There is also the Control Key (Ctrl), which is a well-known key to Windows users. For Mac users, perhaps the most usable use of this key is for simulating a right-click when using a one-button mouse. Ctrl + Left click does the job.

Installing and Uninstalling Apps: If you’re a Windows user, you will be surprised by how applications are installed and uninstalled on your Mac. In most cases, applications are installed on Mac OS by dragging the downloaded file into the Applications folder. Here’s a step-by-step guide on how to install Mac apps:

– Download the app that you’d like to install and use;
– In most cases, you will end up with a DMG file;
– Double-click to open it;
– You’ll see the mounted image, which will usually open a new window;
– You should see the application’s icon;
– Drag and Drop it onto the Application folder;
– That’s it!

If you are installing some more complex applications like Microsoft’s Office Suite, you will get to go through the familiar installation process. On the other hand, applications that you download from the Mac App Store will be installed automatically, just like on your iOS device.

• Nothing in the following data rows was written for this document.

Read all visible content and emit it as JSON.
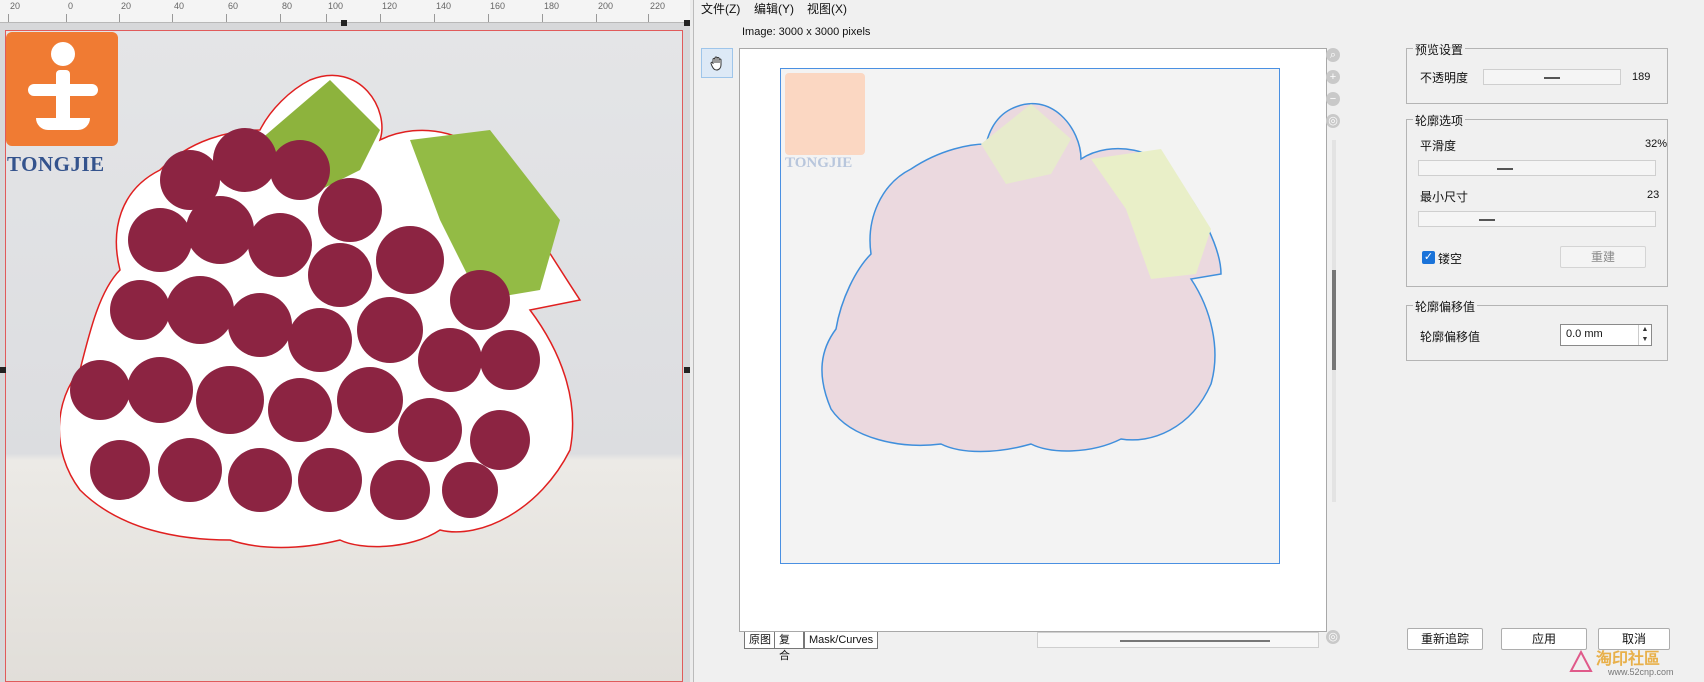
{
  "ruler": {
    "ticks": [
      "20",
      "0",
      "20",
      "40",
      "60",
      "80",
      "100",
      "120",
      "140",
      "160",
      "180",
      "200",
      "220"
    ]
  },
  "canvas": {
    "logo_text": "TONGJIE"
  },
  "dialog": {
    "menu": {
      "file": "文件(Z)",
      "edit": "编辑(Y)",
      "view": "视图(X)"
    },
    "image_info": "Image: 3000 x 3000 pixels",
    "preview_brand": "TONGJIE",
    "tabs": {
      "original": "原图",
      "composite": "复合",
      "mask": "Mask/Curves"
    },
    "preview_settings": {
      "title": "预览设置",
      "opacity_label": "不透明度",
      "opacity_value": "189"
    },
    "contour_options": {
      "title": "轮廓选项",
      "smoothness_label": "平滑度",
      "smoothness_value": "32%",
      "min_size_label": "最小尺寸",
      "min_size_value": "23",
      "hollow_label": "镂空",
      "rebuild_label": "重建"
    },
    "offset": {
      "title": "轮廓偏移值",
      "label": "轮廓偏移值",
      "value": "0.0 mm"
    },
    "buttons": {
      "retrace": "重新追踪",
      "apply": "应用",
      "cancel": "取消"
    },
    "watermark": {
      "name": "淘印社區",
      "url": "www.52cnp.com"
    }
  }
}
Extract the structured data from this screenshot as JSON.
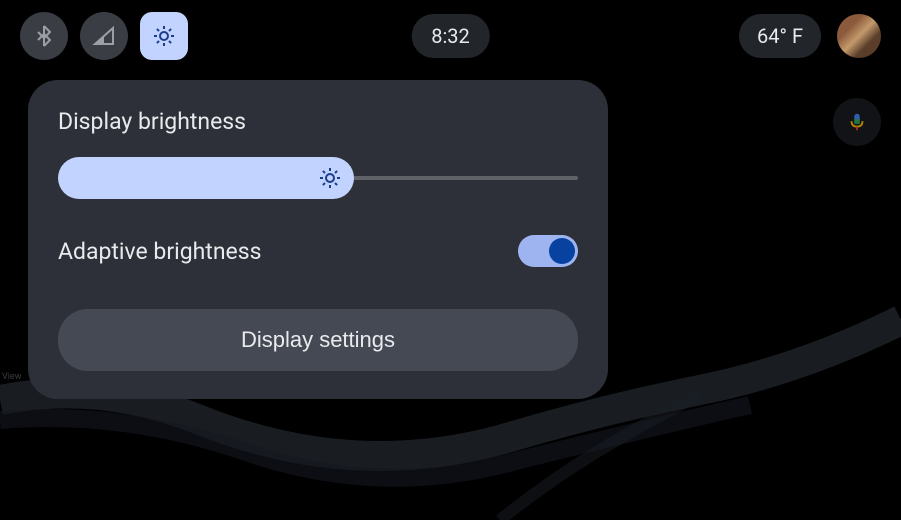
{
  "statusBar": {
    "time": "8:32",
    "temperature": "64° F"
  },
  "panel": {
    "title": "Display brightness",
    "brightnessPercent": 57,
    "adaptiveLabel": "Adaptive brightness",
    "adaptiveEnabled": true,
    "settingsButton": "Display settings"
  },
  "map": {
    "label": "View"
  }
}
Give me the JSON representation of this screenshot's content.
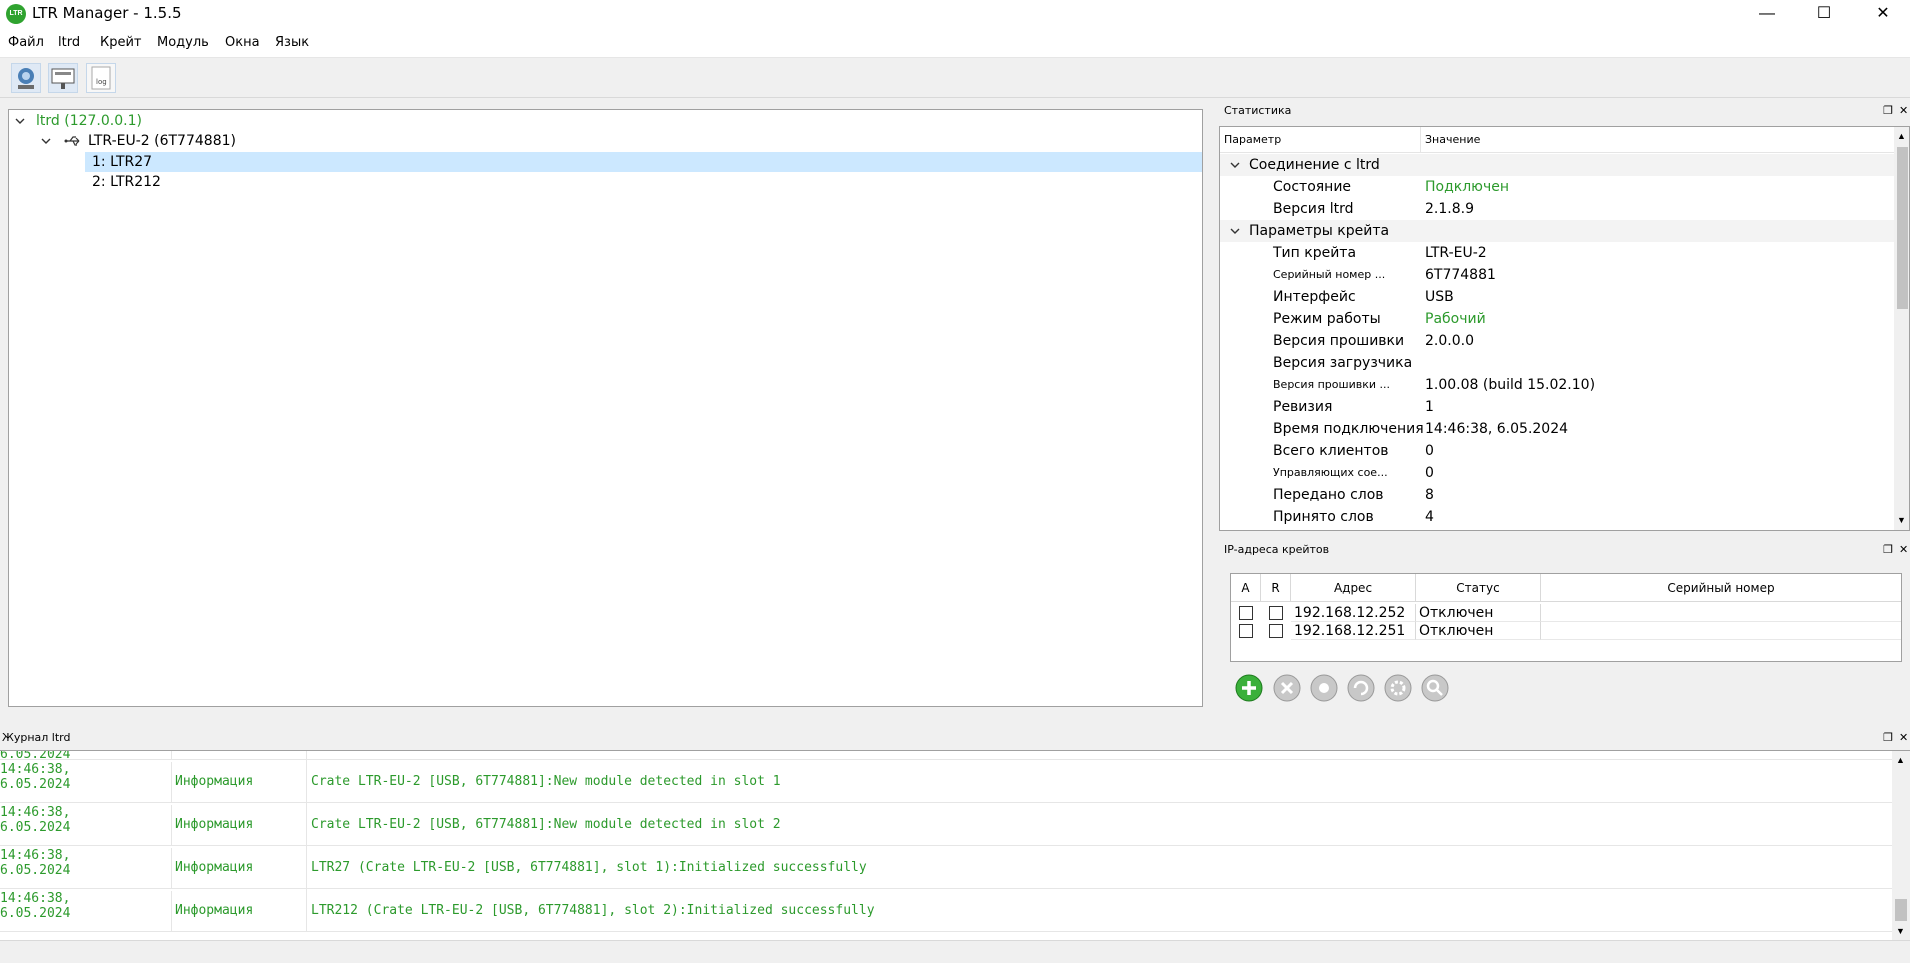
{
  "window": {
    "title": "LTR Manager - 1.5.5",
    "logo_text": "LTR",
    "minimize_glyph": "—",
    "maximize_glyph": "☐",
    "close_glyph": "✕"
  },
  "menu": [
    "Файл",
    "ltrd",
    "Крейт",
    "Модуль",
    "Окна",
    "Язык"
  ],
  "toolbar": {
    "buttons": [
      {
        "icon": "connect-icon"
      },
      {
        "icon": "crate-config-icon"
      },
      {
        "icon": "log-icon",
        "label": "log"
      }
    ]
  },
  "tree": {
    "root": "ltrd (127.0.0.1)",
    "crate": "LTR-EU-2 (6T774881)",
    "modules": [
      "1: LTR27",
      "2: LTR212"
    ]
  },
  "stats": {
    "title": "Статистика",
    "col_param": "Параметр",
    "col_value": "Значение",
    "groups": [
      {
        "name": "Соединение с ltrd",
        "rows": [
          {
            "name": "Состояние",
            "value": "Подключен",
            "green": true
          },
          {
            "name": "Версия ltrd",
            "value": "2.1.8.9"
          }
        ]
      },
      {
        "name": "Параметры крейта",
        "rows": [
          {
            "name": "Тип крейта",
            "value": "LTR-EU-2"
          },
          {
            "name": "Серийный номер ...",
            "value": "6T774881",
            "small": true
          },
          {
            "name": "Интерфейс",
            "value": "USB"
          },
          {
            "name": "Режим работы",
            "value": "Рабочий",
            "green": true
          },
          {
            "name": "Версия прошивки",
            "value": "2.0.0.0"
          },
          {
            "name": "Версия загрузчика",
            "value": ""
          },
          {
            "name": "Версия прошивки ...",
            "value": "1.00.08 (build 15.02.10)",
            "small": true
          },
          {
            "name": "Ревизия",
            "value": "1"
          },
          {
            "name": "Время подключения",
            "value": "14:46:38, 6.05.2024"
          },
          {
            "name": "Всего клиентов",
            "value": "0"
          },
          {
            "name": "Управляющих сое...",
            "value": "0",
            "small": true
          },
          {
            "name": "Передано слов",
            "value": "8"
          },
          {
            "name": "Принято слов",
            "value": "4"
          }
        ]
      }
    ]
  },
  "ip": {
    "title": "IP-адреса крейтов",
    "headers": {
      "a": "A",
      "r": "R",
      "address": "Адрес",
      "status": "Статус",
      "serial": "Серийный номер"
    },
    "rows": [
      {
        "address": "192.168.12.252",
        "status": "Отключен",
        "serial": ""
      },
      {
        "address": "192.168.12.251",
        "status": "Отключен",
        "serial": ""
      }
    ],
    "actions": [
      "add-icon",
      "remove-icon",
      "connect-icon",
      "refresh-icon",
      "settings-icon",
      "search-icon"
    ]
  },
  "log": {
    "title": "Журнал ltrd",
    "rows": [
      {
        "time1": "14:46:38,",
        "time2": "6.05.2024",
        "level": "Информация",
        "message": "Crate LTR-EU-2 [USB, 6T774881]:New module detected in slot 1"
      },
      {
        "time1": "14:46:38,",
        "time2": "6.05.2024",
        "level": "Информация",
        "message": "Crate LTR-EU-2 [USB, 6T774881]:New module detected in slot 2"
      },
      {
        "time1": "14:46:38,",
        "time2": "6.05.2024",
        "level": "Информация",
        "message": "LTR27 (Crate LTR-EU-2 [USB, 6T774881], slot 1):Initialized successfully"
      },
      {
        "time1": "14:46:38,",
        "time2": "6.05.2024",
        "level": "Информация",
        "message": "LTR212 (Crate LTR-EU-2 [USB, 6T774881], slot 2):Initialized successfully"
      }
    ],
    "partial_time": "6.05.2024"
  },
  "colors": {
    "accent_green": "#2c9a2c",
    "selection": "#cce8ff"
  }
}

When it comes to uninstallation, things are very simple. All you have to do is to drag the application from your Applications folder to the Trash Bin. However, certain bits and pieces might be left on your Mac, which is why it’s important to know a couple of different ways to uninstall apps. Lucky for you, JustGoodBites has the perfect guide on everything you need to know.

Defragmentation: You’ll be surprised to know that Macs don’t need to be defragmented. MacOS is built upon the powerful UNIX system and uses the Mac Journaled format. This means that defragmentation happens in the background, without you noticing this process. Additionally, your Mac will usually run a set of scripts and action to improve its performance while it’s idle.

Force Quit: Sometimes you will run a problematic app that freezes your computer. This doesn’t happen often, but it’s still good to know that you can shut down problematic apps. If you come across a problematic app, you can right-click on that application’s icon in the Dock and pick “Force Quit”. You can also use Command + Options + Esc instead of Window’s Ctrl + Alt + Delete. This will bring up a small utility called “Force Quit Application”. Just like the Task Manager, it displays a list of applications that can be quit by force.

Manage Login Items: New Mac users tend to install a lot of different apps simply to try them out. However, some of these apps can create login items that might remain even after the application is closed. As you can imagine, the more items you have loaded up on start the longer your startup will take. You can review your login items in your System Preferences. This is where you’ll see a list of applications that can be removed by clicking on the minus symbol. This is also where you can load other apps that you actually want to launch as soon as your operating system boots up.

Closing Apps: Another interesting thing about Macs is how it handles applications. Windows users will be surprised to know that they can’t fully close applications by clicking on the “X” symbol. The red button on a Mac doesn’t quit the app but instead hides it. The yellow button (located in the middle) minimizes the open application, while the green button maximizes the window. To fully close an application, you need to click on its Dock icon and pick “Quit”. You can also use the keyboard shortcut Command + Q while using the app to have it shut down.

 

Conclusion

 

We hope that we helped you learn all you need to know about setting up setting up a new Mac. Even though this is an easy process, it is important to understand its every step. This way, you can get the best possible user experience right from the start.

In case you have an advice that you think we should include in this guide, feel free to share it using the comments section below. Thanks for reading and we hope you’ll enjoy using your brand new Mac!